Can you send us the file "210204_32617_as_F.mzXML"? There might be something interesting going on that we should try to understand.
-- Nick
mstokes responded:  2021-02-17
sure, will upload now.
mstokes responded:  2021-02-17
dropped 2 versions of 32617 in the same folder, "F" generated in GFY-Core, and "F1" generated in proteowizard.
Nick Shulman responded:  2021-02-17
Thanks for sending those .mzXML files.

The issue that you are running into is the same as this one:

The problem is that Skyline is mistakenly interpreting some of the spectra as "SIM" spectra, because the mzXML format does not have any metadata to tell Skyline what range was scanned across by the mass spectrometer. There is a more complete explanation about what is going on in the other support request.
We should fix this behavior so that Skyline never interprets spectra as SIM scans in mzXML files.
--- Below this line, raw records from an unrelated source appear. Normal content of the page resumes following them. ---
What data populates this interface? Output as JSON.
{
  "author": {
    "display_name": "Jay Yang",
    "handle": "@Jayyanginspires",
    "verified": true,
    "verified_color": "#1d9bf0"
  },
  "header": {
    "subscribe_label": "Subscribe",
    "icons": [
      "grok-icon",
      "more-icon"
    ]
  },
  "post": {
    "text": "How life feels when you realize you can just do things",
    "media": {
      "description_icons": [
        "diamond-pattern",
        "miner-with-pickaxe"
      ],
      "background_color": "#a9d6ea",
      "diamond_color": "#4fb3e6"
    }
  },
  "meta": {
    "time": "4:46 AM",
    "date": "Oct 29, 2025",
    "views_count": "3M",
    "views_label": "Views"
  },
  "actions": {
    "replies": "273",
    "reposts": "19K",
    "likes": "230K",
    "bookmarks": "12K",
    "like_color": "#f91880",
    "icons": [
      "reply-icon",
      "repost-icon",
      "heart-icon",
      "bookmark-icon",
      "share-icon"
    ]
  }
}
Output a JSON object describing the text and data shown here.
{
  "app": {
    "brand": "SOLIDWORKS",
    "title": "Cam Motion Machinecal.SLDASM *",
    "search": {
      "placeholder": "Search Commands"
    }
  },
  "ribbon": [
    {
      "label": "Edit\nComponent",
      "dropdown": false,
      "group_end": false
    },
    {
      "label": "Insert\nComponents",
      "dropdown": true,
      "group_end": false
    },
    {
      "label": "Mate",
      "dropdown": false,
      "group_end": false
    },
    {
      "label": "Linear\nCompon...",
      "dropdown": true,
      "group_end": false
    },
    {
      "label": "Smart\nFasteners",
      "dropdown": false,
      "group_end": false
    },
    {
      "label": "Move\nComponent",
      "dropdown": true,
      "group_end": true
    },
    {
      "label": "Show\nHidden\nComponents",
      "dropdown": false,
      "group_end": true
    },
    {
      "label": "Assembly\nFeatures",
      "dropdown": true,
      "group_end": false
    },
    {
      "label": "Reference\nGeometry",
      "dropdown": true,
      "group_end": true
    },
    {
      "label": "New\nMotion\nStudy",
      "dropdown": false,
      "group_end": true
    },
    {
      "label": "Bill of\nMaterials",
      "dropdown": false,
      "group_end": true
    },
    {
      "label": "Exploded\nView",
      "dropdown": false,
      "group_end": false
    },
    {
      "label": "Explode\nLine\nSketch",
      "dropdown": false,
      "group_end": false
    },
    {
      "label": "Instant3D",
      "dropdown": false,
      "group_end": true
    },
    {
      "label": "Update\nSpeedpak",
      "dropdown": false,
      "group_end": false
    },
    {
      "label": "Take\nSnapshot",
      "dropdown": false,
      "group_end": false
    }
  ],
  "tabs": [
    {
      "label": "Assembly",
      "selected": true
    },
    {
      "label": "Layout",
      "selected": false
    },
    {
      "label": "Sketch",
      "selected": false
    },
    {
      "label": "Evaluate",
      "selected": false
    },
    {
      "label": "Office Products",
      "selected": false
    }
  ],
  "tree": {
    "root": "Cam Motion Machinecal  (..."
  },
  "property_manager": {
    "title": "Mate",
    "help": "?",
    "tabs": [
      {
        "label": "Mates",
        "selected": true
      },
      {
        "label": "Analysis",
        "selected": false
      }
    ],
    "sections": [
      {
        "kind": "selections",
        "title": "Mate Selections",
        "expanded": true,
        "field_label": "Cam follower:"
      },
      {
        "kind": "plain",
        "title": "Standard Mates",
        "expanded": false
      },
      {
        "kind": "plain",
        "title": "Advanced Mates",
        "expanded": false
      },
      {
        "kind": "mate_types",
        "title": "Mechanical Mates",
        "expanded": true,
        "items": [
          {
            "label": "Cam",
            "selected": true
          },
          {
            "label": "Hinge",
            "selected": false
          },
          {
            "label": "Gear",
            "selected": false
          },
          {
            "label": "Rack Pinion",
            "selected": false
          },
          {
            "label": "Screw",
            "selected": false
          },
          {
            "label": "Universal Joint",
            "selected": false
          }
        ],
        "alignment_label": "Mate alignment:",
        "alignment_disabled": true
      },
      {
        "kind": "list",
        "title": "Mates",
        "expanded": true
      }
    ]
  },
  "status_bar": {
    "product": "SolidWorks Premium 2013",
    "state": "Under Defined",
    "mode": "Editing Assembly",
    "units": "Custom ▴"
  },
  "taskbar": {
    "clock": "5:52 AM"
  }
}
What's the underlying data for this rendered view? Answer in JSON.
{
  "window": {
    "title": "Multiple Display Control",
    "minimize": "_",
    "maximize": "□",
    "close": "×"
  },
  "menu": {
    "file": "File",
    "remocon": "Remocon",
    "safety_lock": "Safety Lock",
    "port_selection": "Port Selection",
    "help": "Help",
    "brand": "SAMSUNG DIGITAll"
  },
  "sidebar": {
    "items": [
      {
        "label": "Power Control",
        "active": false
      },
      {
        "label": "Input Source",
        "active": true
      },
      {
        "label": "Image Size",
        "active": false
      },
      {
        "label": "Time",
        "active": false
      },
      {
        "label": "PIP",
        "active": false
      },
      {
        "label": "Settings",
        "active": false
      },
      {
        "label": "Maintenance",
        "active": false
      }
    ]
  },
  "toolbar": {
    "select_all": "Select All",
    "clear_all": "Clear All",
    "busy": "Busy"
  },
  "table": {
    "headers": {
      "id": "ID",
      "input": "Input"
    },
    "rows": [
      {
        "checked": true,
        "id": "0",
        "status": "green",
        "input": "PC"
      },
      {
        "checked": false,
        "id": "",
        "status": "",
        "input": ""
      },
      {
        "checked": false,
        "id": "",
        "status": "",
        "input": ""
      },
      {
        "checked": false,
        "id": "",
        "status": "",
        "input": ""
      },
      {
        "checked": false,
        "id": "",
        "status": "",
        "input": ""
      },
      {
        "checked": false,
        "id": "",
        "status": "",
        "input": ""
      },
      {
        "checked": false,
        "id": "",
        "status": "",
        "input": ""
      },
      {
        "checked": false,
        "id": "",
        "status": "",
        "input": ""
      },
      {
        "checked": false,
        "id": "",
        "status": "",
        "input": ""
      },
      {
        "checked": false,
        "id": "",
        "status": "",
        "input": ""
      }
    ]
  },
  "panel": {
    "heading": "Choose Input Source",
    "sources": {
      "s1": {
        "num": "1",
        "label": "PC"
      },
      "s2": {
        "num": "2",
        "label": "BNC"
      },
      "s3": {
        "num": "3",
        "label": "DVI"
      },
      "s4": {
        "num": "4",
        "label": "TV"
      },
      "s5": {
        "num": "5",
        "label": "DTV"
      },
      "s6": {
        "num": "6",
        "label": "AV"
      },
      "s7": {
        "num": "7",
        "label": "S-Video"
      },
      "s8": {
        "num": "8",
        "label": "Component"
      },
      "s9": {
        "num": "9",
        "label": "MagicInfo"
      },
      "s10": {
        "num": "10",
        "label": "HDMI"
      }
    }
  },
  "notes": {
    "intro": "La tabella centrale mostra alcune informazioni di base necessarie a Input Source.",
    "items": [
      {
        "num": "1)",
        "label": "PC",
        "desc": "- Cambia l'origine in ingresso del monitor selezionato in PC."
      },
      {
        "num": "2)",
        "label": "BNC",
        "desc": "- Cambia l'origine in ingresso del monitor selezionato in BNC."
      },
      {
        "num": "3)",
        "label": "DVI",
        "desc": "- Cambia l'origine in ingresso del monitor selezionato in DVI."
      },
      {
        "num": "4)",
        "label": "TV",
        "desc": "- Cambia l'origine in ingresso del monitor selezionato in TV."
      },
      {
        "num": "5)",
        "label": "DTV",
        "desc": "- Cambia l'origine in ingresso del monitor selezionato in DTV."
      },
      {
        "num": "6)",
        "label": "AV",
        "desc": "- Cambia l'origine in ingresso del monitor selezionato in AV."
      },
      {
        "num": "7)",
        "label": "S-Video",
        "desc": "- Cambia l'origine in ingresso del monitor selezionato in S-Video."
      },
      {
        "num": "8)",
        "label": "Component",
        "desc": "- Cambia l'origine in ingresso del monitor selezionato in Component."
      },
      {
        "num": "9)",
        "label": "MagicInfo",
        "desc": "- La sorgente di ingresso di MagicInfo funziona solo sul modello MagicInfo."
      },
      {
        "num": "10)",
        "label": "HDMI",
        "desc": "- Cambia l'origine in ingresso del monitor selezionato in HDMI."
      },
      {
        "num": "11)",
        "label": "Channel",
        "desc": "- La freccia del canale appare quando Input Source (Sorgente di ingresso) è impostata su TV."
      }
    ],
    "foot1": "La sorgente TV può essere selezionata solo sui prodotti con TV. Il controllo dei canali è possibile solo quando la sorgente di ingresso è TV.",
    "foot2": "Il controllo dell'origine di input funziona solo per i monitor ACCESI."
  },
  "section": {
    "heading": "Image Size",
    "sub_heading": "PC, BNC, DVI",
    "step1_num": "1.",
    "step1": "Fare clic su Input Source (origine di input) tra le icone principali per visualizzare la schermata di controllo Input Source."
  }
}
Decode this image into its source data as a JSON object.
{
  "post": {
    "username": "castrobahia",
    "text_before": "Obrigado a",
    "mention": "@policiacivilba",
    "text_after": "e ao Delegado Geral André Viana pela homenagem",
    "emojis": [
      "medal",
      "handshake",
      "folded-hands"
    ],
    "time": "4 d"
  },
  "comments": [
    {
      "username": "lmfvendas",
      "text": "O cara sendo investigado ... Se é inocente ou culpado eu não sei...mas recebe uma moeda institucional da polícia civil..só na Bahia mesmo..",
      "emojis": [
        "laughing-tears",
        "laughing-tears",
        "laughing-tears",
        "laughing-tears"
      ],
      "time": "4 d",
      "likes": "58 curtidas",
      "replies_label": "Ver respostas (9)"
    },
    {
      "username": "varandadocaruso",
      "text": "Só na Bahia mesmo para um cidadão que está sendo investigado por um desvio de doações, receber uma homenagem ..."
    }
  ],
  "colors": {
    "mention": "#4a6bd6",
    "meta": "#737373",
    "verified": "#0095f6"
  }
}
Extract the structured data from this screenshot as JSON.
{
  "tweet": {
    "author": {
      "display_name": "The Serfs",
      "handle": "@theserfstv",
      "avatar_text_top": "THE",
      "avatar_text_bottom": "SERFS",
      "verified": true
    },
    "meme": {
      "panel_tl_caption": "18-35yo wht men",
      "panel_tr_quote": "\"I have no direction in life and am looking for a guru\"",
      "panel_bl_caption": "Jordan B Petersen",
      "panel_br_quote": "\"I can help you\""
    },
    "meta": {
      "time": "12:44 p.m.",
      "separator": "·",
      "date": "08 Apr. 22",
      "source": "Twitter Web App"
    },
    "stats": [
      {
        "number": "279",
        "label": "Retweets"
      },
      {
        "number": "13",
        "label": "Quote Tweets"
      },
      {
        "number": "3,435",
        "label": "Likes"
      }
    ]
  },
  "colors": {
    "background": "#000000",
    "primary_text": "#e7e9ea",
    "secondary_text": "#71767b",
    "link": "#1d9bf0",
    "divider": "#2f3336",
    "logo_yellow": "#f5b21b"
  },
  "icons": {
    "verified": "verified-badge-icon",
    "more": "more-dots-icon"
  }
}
For now, we recommend not using mzXML for chromatogram extraction.
-- Nick
jpaezpae responded:  2021-02-23
would this issue be solved using .mzML files or specifying the "--simAsSpectra" flag in msconvert ?
Nick Shulman responded:  2021-02-23

This particular issue would be fixed just by using mzML instead of .mzXML.
This issue is not affected by the "--simAsSpectra" flag.

Note that when I said Skyline treats it as a "SIM" spectrum, I am not using the term "SIM" in a way that is entirely accurate. Some people use a mass spec method which has two different types of MS1 spectra: survey scans which cover a very wide m/z range, and what Skyline calls "SIM" spectra, which cover a much narrower m/z range, and are presumed to be of higher quality in terms of things like resolution.
Skyline tries to detect when you are doing that, and if there are "SIM" spectra and regular MS1 (survey) spectra that apply to your peptide, Skyline extracts chromatograms for those two different sorts of spectra separately, and only ever shows you the "SIM" chromatogram.
Skyline decides that something is a "SIM" spectrum by looking at the width of the m/z range that it covers. Over the years we have increased the m/z range that Skyline thinks is the indicator of a high quality MS1 spectrum. In the current version of Skyline, any spectrum whose m/z range is less than 500 units is considered a high quality MS1 spectrum that contributes to a different chromatogram.

The "simAsSpectra" flag is something different, and is a flag that you might pass to msconvert, and tells it whether spectra which the mass spectrometer has identified as a "SIM" spectrum should be treated as a spectrum, or should instead be converted to one point in a chromatogram. Here, "SIM" is taken to refer to a technique of collecting data which looks like SRM data using a full scan mass spectrometer. For these sorts of SIM scans, you would probably tell the mass spectrometer to collect MS1 data over maybe only a 1m/z wide window, and you really were expecting to only get a single data point out of that spectrum. In this case, msconvert does not look at the m/z range of the spectrum, and instead looks at some metadata field on the spectrum to decide whether it's a SIM scan or not. I believe there is a checkbox in the Thermo method editor which will cause all of your spectra to be marked as "SIM". If you have done that, then you would also want to make sure that you pass "simAsSpectra" to msconvert when you create your .mzML file.
-- Nick